→ **ACTION ITEM**:
Every single entry should be printed exactly.

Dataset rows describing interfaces
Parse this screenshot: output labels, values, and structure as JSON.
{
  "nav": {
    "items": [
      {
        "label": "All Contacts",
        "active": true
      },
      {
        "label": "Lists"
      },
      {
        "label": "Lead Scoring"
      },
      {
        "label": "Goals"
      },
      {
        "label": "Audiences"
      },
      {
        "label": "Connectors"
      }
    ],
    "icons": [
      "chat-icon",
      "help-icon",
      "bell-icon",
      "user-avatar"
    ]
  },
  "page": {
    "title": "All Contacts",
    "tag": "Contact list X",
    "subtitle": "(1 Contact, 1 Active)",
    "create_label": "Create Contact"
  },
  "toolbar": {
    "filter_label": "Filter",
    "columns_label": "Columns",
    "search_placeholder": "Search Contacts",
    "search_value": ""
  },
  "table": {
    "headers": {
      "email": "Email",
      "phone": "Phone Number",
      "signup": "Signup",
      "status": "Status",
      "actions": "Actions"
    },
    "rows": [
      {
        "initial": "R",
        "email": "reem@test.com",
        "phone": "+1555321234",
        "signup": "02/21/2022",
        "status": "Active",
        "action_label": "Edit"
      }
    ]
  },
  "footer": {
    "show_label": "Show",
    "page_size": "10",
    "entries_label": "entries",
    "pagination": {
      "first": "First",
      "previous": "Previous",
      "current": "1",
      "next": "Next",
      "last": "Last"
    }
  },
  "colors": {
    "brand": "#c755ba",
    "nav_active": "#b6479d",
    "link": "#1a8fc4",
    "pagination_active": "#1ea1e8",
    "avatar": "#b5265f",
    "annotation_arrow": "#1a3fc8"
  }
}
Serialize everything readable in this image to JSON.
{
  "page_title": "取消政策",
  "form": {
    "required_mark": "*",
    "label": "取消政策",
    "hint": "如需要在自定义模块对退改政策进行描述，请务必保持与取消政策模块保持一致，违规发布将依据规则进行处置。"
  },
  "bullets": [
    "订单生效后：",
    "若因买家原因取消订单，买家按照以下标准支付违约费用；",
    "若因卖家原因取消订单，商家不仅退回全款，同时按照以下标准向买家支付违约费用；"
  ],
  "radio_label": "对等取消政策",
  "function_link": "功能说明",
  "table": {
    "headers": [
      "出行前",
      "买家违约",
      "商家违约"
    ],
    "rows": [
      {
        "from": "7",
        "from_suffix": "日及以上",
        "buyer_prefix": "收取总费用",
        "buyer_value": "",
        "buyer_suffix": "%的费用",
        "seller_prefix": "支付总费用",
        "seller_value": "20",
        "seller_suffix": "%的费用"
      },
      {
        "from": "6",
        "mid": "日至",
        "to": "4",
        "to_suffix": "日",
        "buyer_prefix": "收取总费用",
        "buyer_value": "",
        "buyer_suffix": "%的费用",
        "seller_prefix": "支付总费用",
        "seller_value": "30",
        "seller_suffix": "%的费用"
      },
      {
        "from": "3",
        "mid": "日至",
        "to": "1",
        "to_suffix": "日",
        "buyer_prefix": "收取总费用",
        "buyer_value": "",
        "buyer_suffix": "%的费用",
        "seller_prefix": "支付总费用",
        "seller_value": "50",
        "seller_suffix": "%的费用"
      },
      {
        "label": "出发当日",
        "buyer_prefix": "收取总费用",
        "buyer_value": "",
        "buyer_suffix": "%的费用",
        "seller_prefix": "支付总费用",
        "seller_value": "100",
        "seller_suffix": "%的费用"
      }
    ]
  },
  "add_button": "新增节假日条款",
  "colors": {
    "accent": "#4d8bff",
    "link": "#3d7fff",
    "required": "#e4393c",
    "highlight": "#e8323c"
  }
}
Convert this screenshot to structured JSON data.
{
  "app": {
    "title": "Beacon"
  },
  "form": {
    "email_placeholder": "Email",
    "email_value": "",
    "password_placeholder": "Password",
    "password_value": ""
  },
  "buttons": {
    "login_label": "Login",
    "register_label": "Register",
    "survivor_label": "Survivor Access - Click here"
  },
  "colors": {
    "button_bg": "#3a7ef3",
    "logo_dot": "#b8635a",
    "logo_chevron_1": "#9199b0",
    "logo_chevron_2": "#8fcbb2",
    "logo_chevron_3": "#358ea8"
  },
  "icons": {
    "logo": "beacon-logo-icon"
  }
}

→ **EXERCISE OUTPUT**:
Parse this screenshot: output labels, values, and structure as JSON.
{
  "nav": {
    "items": [
      {
        "label": "All Contacts",
        "active": true
      },
      {
        "label": "Lists"
      },
      {
        "label": "Lead Scoring"
      },
      {
        "label": "Goals"
      },
      {
        "label": "Audiences"
      },
      {
        "label": "Connectors"
      }
    ],
    "icons": [
      "chat-icon",
      "help-icon",
      "bell-icon",
      "user-avatar"
    ]
  },
  "page": {
    "title": "All Contacts",
    "tag": "Contact list X",
    "subtitle": "(1 Contact, 1 Active)",
    "create_label": "Create Contact"
  },
  "toolbar": {
    "filter_label": "Filter",
    "columns_label": "Columns",
    "search_placeholder": "Search Contacts",
    "search_value": ""
  },
  "table": {
    "headers": {
      "email": "Email",
      "phone": "Phone Number",
      "signup": "Signup",
      "status": "Status",
      "actions": "Actions"
    },
    "rows": [
      {
        "initial": "R",
        "email": "reem@test.com",
        "phone": "+1555321234",
        "signup": "02/21/2022",
        "status": "Active",
        "action_label": "Edit"
      }
    ]
  },
  "footer": {
    "show_label": "Show",
    "page_size": "10",
    "entries_label": "entries",
    "pagination": {
      "first": "First",
      "previous": "Previous",
      "current": "1",
      "next": "Next",
      "last": "Last"
    }
  },
  "colors": {
    "brand": "#c755ba",
    "nav_active": "#b6479d",
    "link": "#1a8fc4",
    "pagination_active": "#1ea1e8",
    "avatar": "#b5265f",
    "annotation_arrow": "#1a3fc8"
  }
}
Serialize everything readable in this image to JSON.
{
  "page_title": "取消政策",
  "form": {
    "required_mark": "*",
    "label": "取消政策",
    "hint": "如需要在自定义模块对退改政策进行描述，请务必保持与取消政策模块保持一致，违规发布将依据规则进行处置。"
  },
  "bullets": [
    "订单生效后：",
    "若因买家原因取消订单，买家按照以下标准支付违约费用；",
    "若因卖家原因取消订单，商家不仅退回全款，同时按照以下标准向买家支付违约费用；"
  ],
  "radio_label": "对等取消政策",
  "function_link": "功能说明",
  "table": {
    "headers": [
      "出行前",
      "买家违约",
      "商家违约"
    ],
    "rows": [
      {
        "from": "7",
        "from_suffix": "日及以上",
        "buyer_prefix": "收取总费用",
        "buyer_value": "",
        "buyer_suffix": "%的费用",
        "seller_prefix": "支付总费用",
        "seller_value": "20",
        "seller_suffix": "%的费用"
      },
      {
        "from": "6",
        "mid": "日至",
        "to": "4",
        "to_suffix": "日",
        "buyer_prefix": "收取总费用",
        "buyer_value": "",
        "buyer_suffix": "%的费用",
        "seller_prefix": "支付总费用",
        "seller_value": "30",
        "seller_suffix": "%的费用"
      },
      {
        "from": "3",
        "mid": "日至",
        "to": "1",
        "to_suffix": "日",
        "buyer_prefix": "收取总费用",
        "buyer_value": "",
        "buyer_suffix": "%的费用",
        "seller_prefix": "支付总费用",
        "seller_value": "50",
        "seller_suffix": "%的费用"
      },
      {
        "label": "出发当日",
        "buyer_prefix": "收取总费用",
        "buyer_value": "",
        "buyer_suffix": "%的费用",
        "seller_prefix": "支付总费用",
        "seller_value": "100",
        "seller_suffix": "%的费用"
      }
    ]
  },
  "add_button": "新增节假日条款",
  "colors": {
    "accent": "#4d8bff",
    "link": "#3d7fff",
    "required": "#e4393c",
    "highlight": "#e8323c"
  }
}
Convert this screenshot to structured JSON data.
{
  "app": {
    "title": "Beacon"
  },
  "form": {
    "email_placeholder": "Email",
    "email_value": "",
    "password_placeholder": "Password",
    "password_value": ""
  },
  "buttons": {
    "login_label": "Login",
    "register_label": "Register",
    "survivor_label": "Survivor Access - Click here"
  },
  "colors": {
    "button_bg": "#3a7ef3",
    "logo_dot": "#b8635a",
    "logo_chevron_1": "#9199b0",
    "logo_chevron_2": "#8fcbb2",
    "logo_chevron_3": "#358ea8"
  },
  "icons": {
    "logo": "beacon-logo-icon"
  }
}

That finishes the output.